INSTRUCTIONS TO FOLLOW: Since pictures do not belong in the copy, please repeat every record below exactly without them.

EXTRACTED RECORDS:
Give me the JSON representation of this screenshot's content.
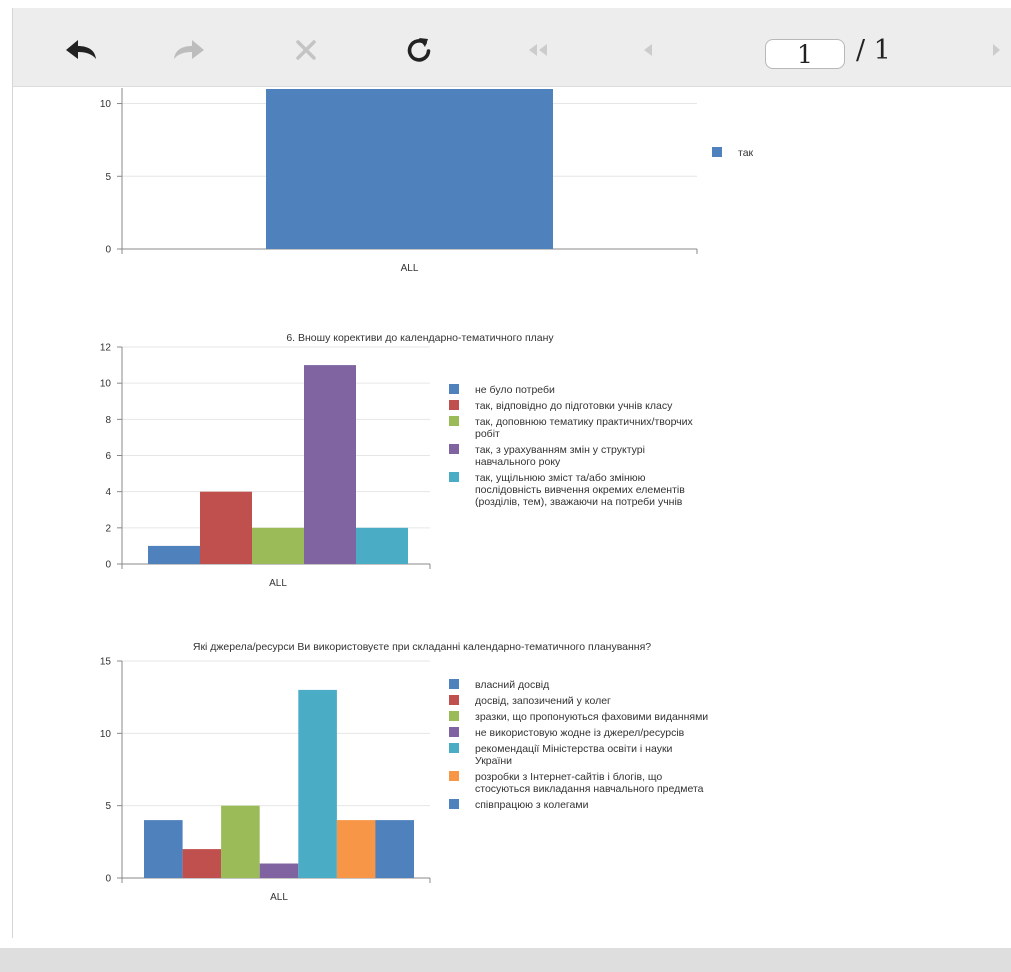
{
  "toolbar": {
    "buttons": [
      {
        "name": "back-button",
        "icon": "arrow-back-icon",
        "enabled": true
      },
      {
        "name": "forward-button",
        "icon": "arrow-forward-icon",
        "enabled": false
      },
      {
        "name": "stop-button",
        "icon": "close-icon",
        "enabled": false
      },
      {
        "name": "refresh-button",
        "icon": "refresh-icon",
        "enabled": true
      },
      {
        "name": "first-page-button",
        "icon": "double-chevron-left-icon",
        "enabled": false
      },
      {
        "name": "prev-page-button",
        "icon": "chevron-left-icon",
        "enabled": false
      },
      {
        "name": "next-page-button",
        "icon": "chevron-right-icon",
        "enabled": false
      }
    ],
    "page_current": "1",
    "page_total": "/ 1"
  },
  "colors": {
    "blue": "#4f81bd",
    "red": "#c0504d",
    "green": "#9bbb59",
    "purple": "#8064a2",
    "cyan": "#4bacc6",
    "orange": "#f79646"
  },
  "chart_data": [
    {
      "type": "bar",
      "title": "",
      "categories": [
        "ALL"
      ],
      "yticks": [
        0,
        5,
        10
      ],
      "ylim": [
        0,
        11
      ],
      "series": [
        {
          "name": "так",
          "values": [
            11
          ],
          "color": "#4f81bd"
        }
      ],
      "legend_placement": "right"
    },
    {
      "type": "bar",
      "title": "6. Вношу корективи до календарно-тематичного плану",
      "categories": [
        "ALL"
      ],
      "yticks": [
        0,
        2,
        4,
        6,
        8,
        10,
        12
      ],
      "ylim": [
        0,
        12
      ],
      "series": [
        {
          "name": "не було потреби",
          "values": [
            1
          ],
          "color": "#4f81bd"
        },
        {
          "name": "так, відповідно до підготовки учнів класу",
          "values": [
            4
          ],
          "color": "#c0504d"
        },
        {
          "name": "так, доповнюю тематику практичних/творчих робіт",
          "values": [
            2
          ],
          "color": "#9bbb59"
        },
        {
          "name": "так, з урахуванням змін у структурі навчального року",
          "values": [
            11
          ],
          "color": "#8064a2"
        },
        {
          "name": "так, ущільнюю зміст та/або змінюю послідовність вивчення окремих елементів (розділів, тем), зважаючи на потреби учнів",
          "values": [
            2
          ],
          "color": "#4bacc6"
        }
      ],
      "legend_placement": "right"
    },
    {
      "type": "bar",
      "title": "Які джерела/ресурси Ви використовуєте при складанні календарно-тематичного планування?",
      "categories": [
        "ALL"
      ],
      "yticks": [
        0,
        5,
        10,
        15
      ],
      "ylim": [
        0,
        15
      ],
      "series": [
        {
          "name": "власний досвід",
          "values": [
            4
          ],
          "color": "#4f81bd"
        },
        {
          "name": "досвід, запозичений у колег",
          "values": [
            2
          ],
          "color": "#c0504d"
        },
        {
          "name": "зразки, що пропонуються фаховими виданнями",
          "values": [
            5
          ],
          "color": "#9bbb59"
        },
        {
          "name": "не використовую жодне із джерел/ресурсів",
          "values": [
            1
          ],
          "color": "#8064a2"
        },
        {
          "name": "рекомендації Міністерства освіти і науки України",
          "values": [
            13
          ],
          "color": "#4bacc6"
        },
        {
          "name": "розробки з Інтернет-сайтів і блогів, що стосуються викладання навчального предмета",
          "values": [
            4
          ],
          "color": "#f79646"
        },
        {
          "name": "співпрацюю з колегами",
          "values": [
            4
          ],
          "color": "#4f81bd"
        }
      ],
      "legend_placement": "right"
    }
  ]
}
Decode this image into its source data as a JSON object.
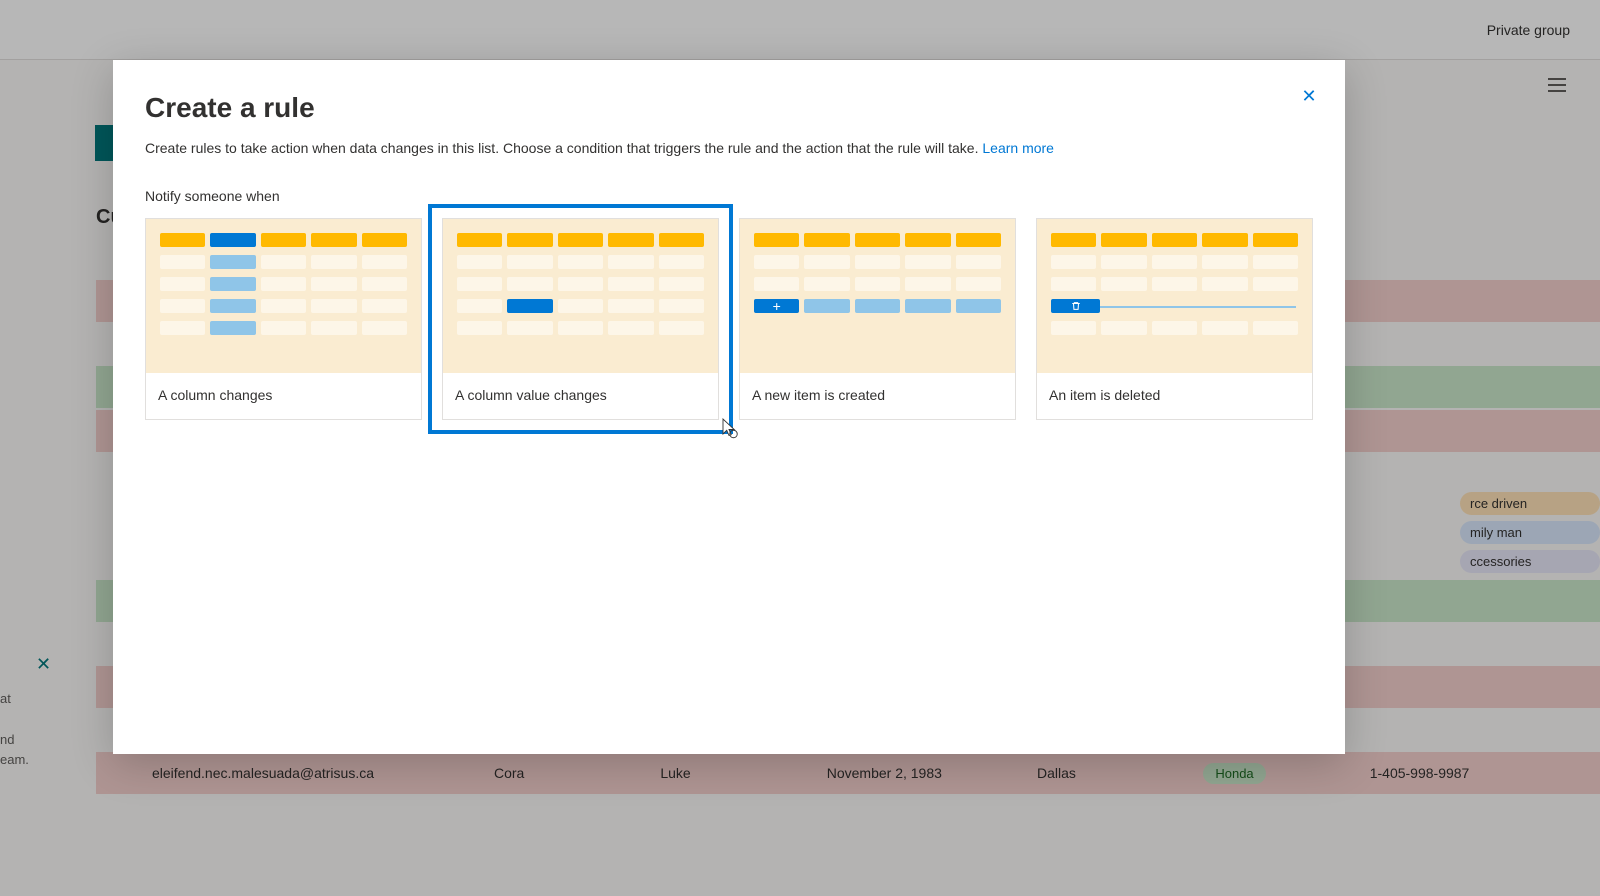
{
  "bg": {
    "header_right": "Private group",
    "title_left": "Cu",
    "row_visible": {
      "email": "eleifend.nec.malesuada@atrisus.ca",
      "first": "Cora",
      "last": "Luke",
      "date": "November 2, 1983",
      "city": "Dallas",
      "badge": "Honda",
      "phone": "1-405-998-9987"
    },
    "tags": [
      "rce driven",
      "mily man",
      "ccessories"
    ],
    "sidepanel": [
      "at",
      "nd",
      "eam."
    ]
  },
  "dialog": {
    "title": "Create a rule",
    "description": "Create rules to take action when data changes in this list. Choose a condition that triggers the rule and the action that the rule will take. ",
    "learn_more": "Learn more",
    "section": "Notify someone when",
    "cards": {
      "column_changes": "A column changes",
      "value_changes": "A column value changes",
      "item_created": "A new item is created",
      "item_deleted": "An item is deleted"
    }
  }
}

OUTPUT FOR THIS TASK:
Give me the JSON representation of this screenshot's content.
{
  "toolbar": {
    "buttons": [
      {
        "name": "back-button",
        "icon": "arrow-back-icon",
        "enabled": true
      },
      {
        "name": "forward-button",
        "icon": "arrow-forward-icon",
        "enabled": false
      },
      {
        "name": "stop-button",
        "icon": "close-icon",
        "enabled": false
      },
      {
        "name": "refresh-button",
        "icon": "refresh-icon",
        "enabled": true
      },
      {
        "name": "first-page-button",
        "icon": "double-chevron-left-icon",
        "enabled": false
      },
      {
        "name": "prev-page-button",
        "icon": "chevron-left-icon",
        "enabled": false
      },
      {
        "name": "next-page-button",
        "icon": "chevron-right-icon",
        "enabled": false
      }
    ],
    "page_current": "1",
    "page_total": "/ 1"
  },
  "colors": {
    "blue": "#4f81bd",
    "red": "#c0504d",
    "green": "#9bbb59",
    "purple": "#8064a2",
    "cyan": "#4bacc6",
    "orange": "#f79646"
  },
  "chart_data": [
    {
      "type": "bar",
      "title": "",
      "categories": [
        "ALL"
      ],
      "yticks": [
        0,
        5,
        10
      ],
      "ylim": [
        0,
        11
      ],
      "series": [
        {
          "name": "так",
          "values": [
            11
          ],
          "color": "#4f81bd"
        }
      ],
      "legend_placement": "right"
    },
    {
      "type": "bar",
      "title": "6. Вношу корективи до календарно-тематичного плану",
      "categories": [
        "ALL"
      ],
      "yticks": [
        0,
        2,
        4,
        6,
        8,
        10,
        12
      ],
      "ylim": [
        0,
        12
      ],
      "series": [
        {
          "name": "не було потреби",
          "values": [
            1
          ],
          "color": "#4f81bd"
        },
        {
          "name": "так, відповідно до підготовки учнів класу",
          "values": [
            4
          ],
          "color": "#c0504d"
        },
        {
          "name": "так, доповнюю тематику практичних/творчих робіт",
          "values": [
            2
          ],
          "color": "#9bbb59"
        },
        {
          "name": "так, з урахуванням змін у структурі навчального року",
          "values": [
            11
          ],
          "color": "#8064a2"
        },
        {
          "name": "так, ущільнюю зміст та/або змінюю послідовність вивчення окремих елементів (розділів, тем), зважаючи на потреби учнів",
          "values": [
            2
          ],
          "color": "#4bacc6"
        }
      ],
      "legend_placement": "right"
    },
    {
      "type": "bar",
      "title": "Які джерела/ресурси Ви використовуєте при складанні календарно-тематичного планування?",
      "categories": [
        "ALL"
      ],
      "yticks": [
        0,
        5,
        10,
        15
      ],
      "ylim": [
        0,
        15
      ],
      "series": [
        {
          "name": "власний досвід",
          "values": [
            4
          ],
          "color": "#4f81bd"
        },
        {
          "name": "досвід, запозичений у колег",
          "values": [
            2
          ],
          "color": "#c0504d"
        },
        {
          "name": "зразки, що пропонуються фаховими виданнями",
          "values": [
            5
          ],
          "color": "#9bbb59"
        },
        {
          "name": "не використовую жодне із джерел/ресурсів",
          "values": [
            1
          ],
          "color": "#8064a2"
        },
        {
          "name": "рекомендації Міністерства освіти і науки України",
          "values": [
            13
          ],
          "color": "#4bacc6"
        },
        {
          "name": "розробки з Інтернет-сайтів і блогів, що стосуються викладання навчального предмета",
          "values": [
            4
          ],
          "color": "#f79646"
        },
        {
          "name": "співпрацюю з колегами",
          "values": [
            4
          ],
          "color": "#4f81bd"
        }
      ],
      "legend_placement": "right"
    }
  ]
}
Decode this image into its source data as a JSON object.
{
  "bg": {
    "header_right": "Private group",
    "title_left": "Cu",
    "row_visible": {
      "email": "eleifend.nec.malesuada@atrisus.ca",
      "first": "Cora",
      "last": "Luke",
      "date": "November 2, 1983",
      "city": "Dallas",
      "badge": "Honda",
      "phone": "1-405-998-9987"
    },
    "tags": [
      "rce driven",
      "mily man",
      "ccessories"
    ],
    "sidepanel": [
      "at",
      "nd",
      "eam."
    ]
  },
  "dialog": {
    "title": "Create a rule",
    "description": "Create rules to take action when data changes in this list. Choose a condition that triggers the rule and the action that the rule will take. ",
    "learn_more": "Learn more",
    "section": "Notify someone when",
    "cards": {
      "column_changes": "A column changes",
      "value_changes": "A column value changes",
      "item_created": "A new item is created",
      "item_deleted": "An item is deleted"
    }
  }
}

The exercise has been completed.